Joint US-Turkish patrols have begun operating in Manbij town and eastern Aleppo Governorate in accordance with a road map agreed by the two parties over recent weeks.
The leader of the FSA-allied Manbij Military Council, Adnan Abu Faysal, said on Tuesday 18 June that his group had been officially informed of the beginning of joint patrols focusing on the area’s frontlines.
The commander told Enab Baladi that the initiation of the patrols followed the entrance of a military delegation into the city on Sunday 17 June.
Turkey and the US reached an agreement for the city’s road map at the beginning of this month. The agreement aimed to establish security and stability in Manbij, according to comments by Turkey’s foreign minister Mevlüt Çavuşoğlu.
A US-Turkish plan for the town with specific phases began its implementation with the withdrawal of the leadership of the Kurdish YPG militia. This is to be followed by the Turkish Army and Turkish and US special forces assuming a monitoring role, which will last for 45 days after the 13 June meeting held between Çavuşoğlu and his US counterpart Mike Pompeo.
The third phase of the road map is the formation of a local administration within 60 days, as well as local and military councils which will provide security services in the city according to the ethnic distribution of the residents.
Manbij is seen as an initial experiment in joint US-Turkish administration. Questions are also being raised regarding the remainder of the areas which the YPG controls along the border area with Turkey.
Turkish Prime Minister Binali Yildirim announced on 16 June that the implementation of the road map agreed upon by Washington and Ankara for the YPG leaving Manbij would take 90 days.
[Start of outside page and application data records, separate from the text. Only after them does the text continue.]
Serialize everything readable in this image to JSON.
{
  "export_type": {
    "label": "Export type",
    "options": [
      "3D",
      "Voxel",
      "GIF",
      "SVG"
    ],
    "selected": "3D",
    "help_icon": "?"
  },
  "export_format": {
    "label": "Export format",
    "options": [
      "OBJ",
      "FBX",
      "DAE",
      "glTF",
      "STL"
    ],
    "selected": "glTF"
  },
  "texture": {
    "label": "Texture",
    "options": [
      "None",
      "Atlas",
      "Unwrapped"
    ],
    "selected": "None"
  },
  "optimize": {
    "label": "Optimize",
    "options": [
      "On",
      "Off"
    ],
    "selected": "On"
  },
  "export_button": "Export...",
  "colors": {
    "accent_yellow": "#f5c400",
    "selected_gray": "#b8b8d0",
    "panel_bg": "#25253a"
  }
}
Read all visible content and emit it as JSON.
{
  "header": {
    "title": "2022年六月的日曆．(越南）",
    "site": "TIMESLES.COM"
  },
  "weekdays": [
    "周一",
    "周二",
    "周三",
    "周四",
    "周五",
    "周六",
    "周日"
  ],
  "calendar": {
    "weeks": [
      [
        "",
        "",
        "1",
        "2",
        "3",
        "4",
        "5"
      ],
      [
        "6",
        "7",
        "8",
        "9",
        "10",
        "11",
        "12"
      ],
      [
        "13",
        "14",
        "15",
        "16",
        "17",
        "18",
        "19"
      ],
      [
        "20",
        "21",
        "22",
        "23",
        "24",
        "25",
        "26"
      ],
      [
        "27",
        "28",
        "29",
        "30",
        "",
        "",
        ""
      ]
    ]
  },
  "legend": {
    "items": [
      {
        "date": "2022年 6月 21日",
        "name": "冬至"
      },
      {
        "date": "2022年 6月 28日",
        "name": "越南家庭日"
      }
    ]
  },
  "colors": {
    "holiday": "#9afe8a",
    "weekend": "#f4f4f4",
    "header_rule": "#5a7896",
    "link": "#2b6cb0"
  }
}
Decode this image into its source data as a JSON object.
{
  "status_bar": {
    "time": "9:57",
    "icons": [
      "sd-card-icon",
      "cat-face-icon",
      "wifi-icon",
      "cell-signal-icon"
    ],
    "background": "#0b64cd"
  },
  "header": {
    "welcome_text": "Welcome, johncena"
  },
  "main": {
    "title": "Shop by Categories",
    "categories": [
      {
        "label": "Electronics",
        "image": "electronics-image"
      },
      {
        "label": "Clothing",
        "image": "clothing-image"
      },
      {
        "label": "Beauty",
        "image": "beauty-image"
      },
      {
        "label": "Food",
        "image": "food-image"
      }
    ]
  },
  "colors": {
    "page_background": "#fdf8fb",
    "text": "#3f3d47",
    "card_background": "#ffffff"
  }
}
The YPG had announced the withdrawal of its military advisers after the road map was agreed upon. In a statement on 5 June the organisation said it had withdrawn the advisers which had been deployed in the city to provide “military assistance”, based on a request by the Manbij Military Council.